▶ _GOAL OF THE EXERCISE_
Please return every line below that contains the string "acho".

▶ _PROVIDED DATA_
..........

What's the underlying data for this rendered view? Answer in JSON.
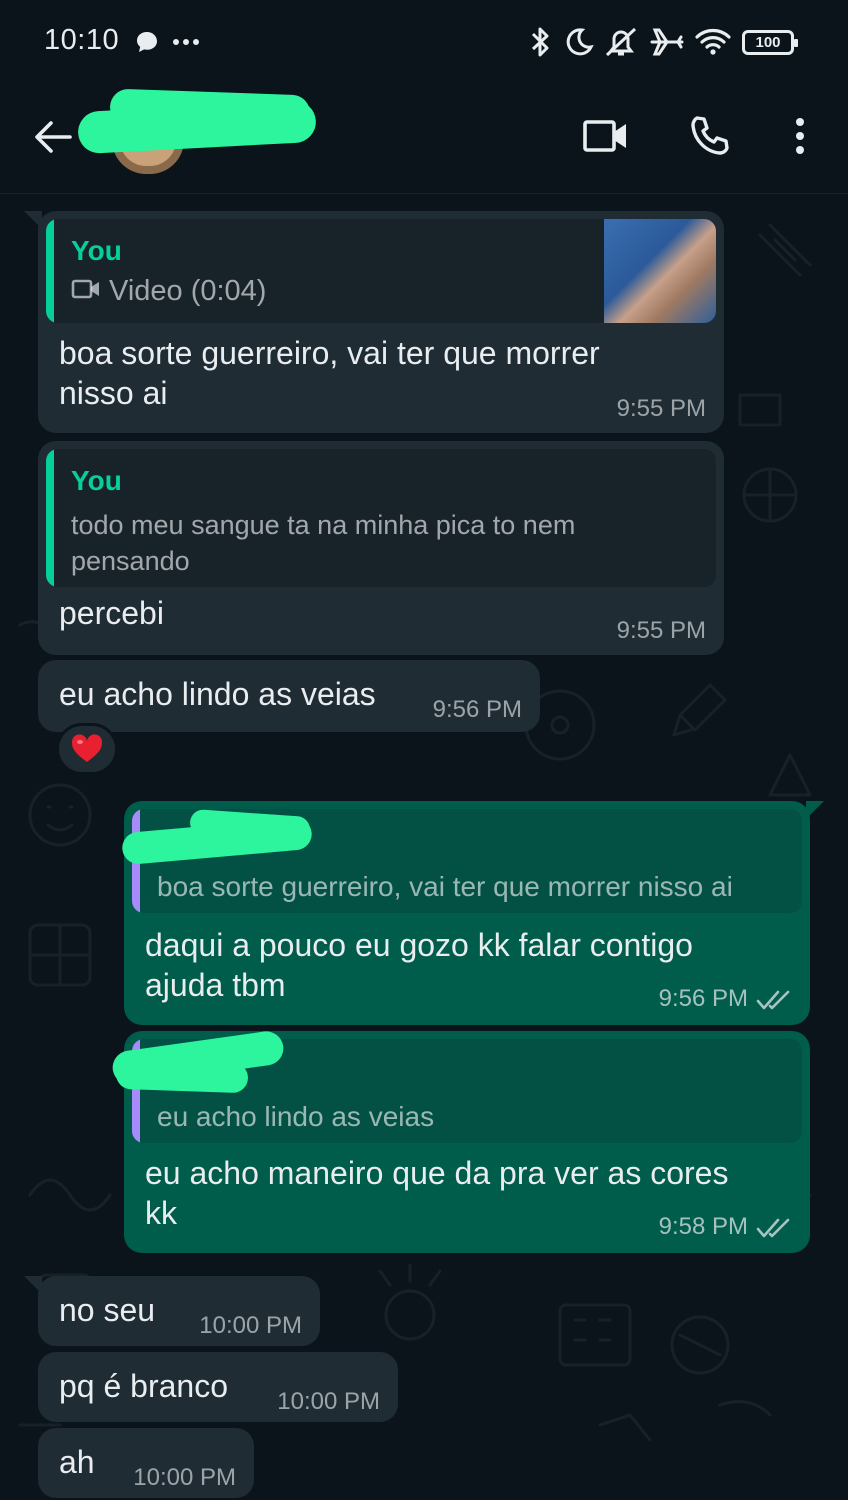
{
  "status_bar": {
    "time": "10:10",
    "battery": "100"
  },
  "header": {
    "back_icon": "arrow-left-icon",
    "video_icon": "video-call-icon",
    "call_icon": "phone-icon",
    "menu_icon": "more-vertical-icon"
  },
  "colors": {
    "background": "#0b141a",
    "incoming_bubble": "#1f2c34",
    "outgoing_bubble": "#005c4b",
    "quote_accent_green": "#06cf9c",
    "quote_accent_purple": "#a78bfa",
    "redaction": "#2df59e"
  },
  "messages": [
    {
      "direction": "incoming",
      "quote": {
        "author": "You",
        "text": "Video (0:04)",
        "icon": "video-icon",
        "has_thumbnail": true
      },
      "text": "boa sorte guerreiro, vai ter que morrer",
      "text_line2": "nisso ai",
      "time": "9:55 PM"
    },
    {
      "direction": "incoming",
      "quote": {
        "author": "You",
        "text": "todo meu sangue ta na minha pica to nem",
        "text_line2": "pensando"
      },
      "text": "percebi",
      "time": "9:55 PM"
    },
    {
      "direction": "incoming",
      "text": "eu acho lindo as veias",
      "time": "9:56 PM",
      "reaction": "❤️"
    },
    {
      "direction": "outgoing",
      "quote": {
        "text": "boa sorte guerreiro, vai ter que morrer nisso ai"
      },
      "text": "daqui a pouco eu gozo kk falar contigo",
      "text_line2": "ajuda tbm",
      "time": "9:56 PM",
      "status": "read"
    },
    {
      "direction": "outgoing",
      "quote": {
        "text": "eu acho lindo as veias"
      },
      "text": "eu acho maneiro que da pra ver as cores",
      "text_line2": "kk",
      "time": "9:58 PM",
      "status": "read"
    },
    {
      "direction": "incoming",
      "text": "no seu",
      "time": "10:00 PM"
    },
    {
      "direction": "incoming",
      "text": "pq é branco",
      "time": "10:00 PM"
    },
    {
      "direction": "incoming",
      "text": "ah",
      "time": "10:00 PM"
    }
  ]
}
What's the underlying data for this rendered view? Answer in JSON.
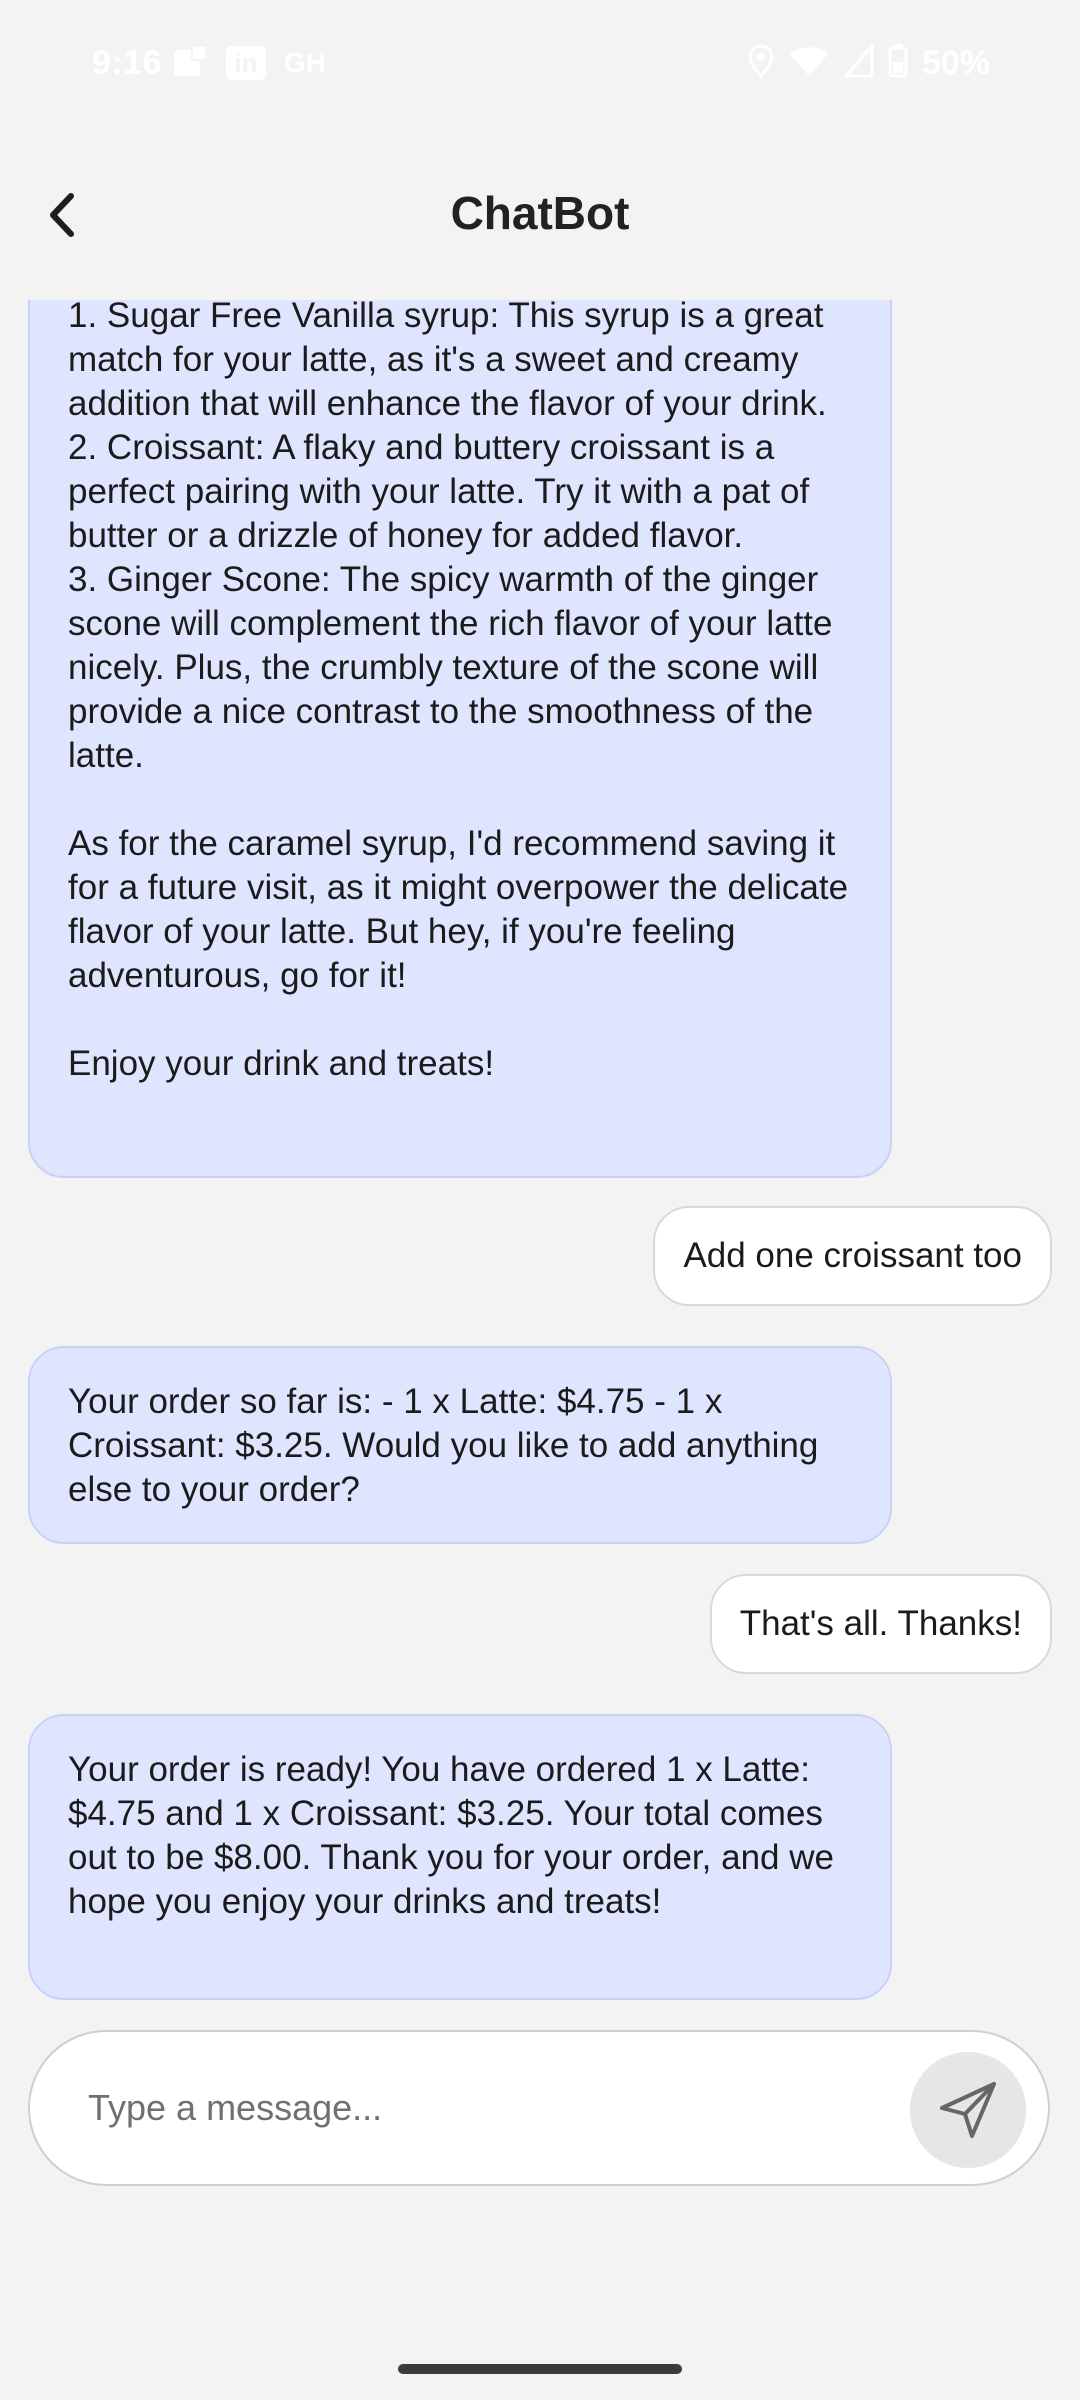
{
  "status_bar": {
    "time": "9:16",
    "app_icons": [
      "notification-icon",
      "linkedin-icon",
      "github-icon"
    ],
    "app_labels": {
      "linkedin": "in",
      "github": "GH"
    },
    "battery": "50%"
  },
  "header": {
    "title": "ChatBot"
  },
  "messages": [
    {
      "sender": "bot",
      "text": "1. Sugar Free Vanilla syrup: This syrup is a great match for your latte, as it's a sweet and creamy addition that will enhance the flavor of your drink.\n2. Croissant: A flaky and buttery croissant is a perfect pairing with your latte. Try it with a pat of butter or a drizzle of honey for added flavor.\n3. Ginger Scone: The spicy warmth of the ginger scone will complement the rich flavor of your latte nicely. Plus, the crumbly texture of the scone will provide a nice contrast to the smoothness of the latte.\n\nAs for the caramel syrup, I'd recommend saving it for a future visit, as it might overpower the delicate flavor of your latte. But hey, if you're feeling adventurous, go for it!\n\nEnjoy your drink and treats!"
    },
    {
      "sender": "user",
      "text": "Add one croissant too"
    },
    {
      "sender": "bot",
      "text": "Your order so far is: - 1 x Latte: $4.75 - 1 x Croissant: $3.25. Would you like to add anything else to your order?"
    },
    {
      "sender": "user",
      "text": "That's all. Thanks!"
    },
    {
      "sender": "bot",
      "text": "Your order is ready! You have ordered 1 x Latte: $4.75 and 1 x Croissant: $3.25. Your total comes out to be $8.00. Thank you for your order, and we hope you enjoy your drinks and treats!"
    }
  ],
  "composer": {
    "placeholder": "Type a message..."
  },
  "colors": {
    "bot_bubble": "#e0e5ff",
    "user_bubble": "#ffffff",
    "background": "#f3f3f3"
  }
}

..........

▶ _EXPECTED OUTPUT_
      "text": "eu acho lindo as veias",
        "text": "eu acho lindo as veias"
      "text": "eu acho maneiro que da pra ver as cores",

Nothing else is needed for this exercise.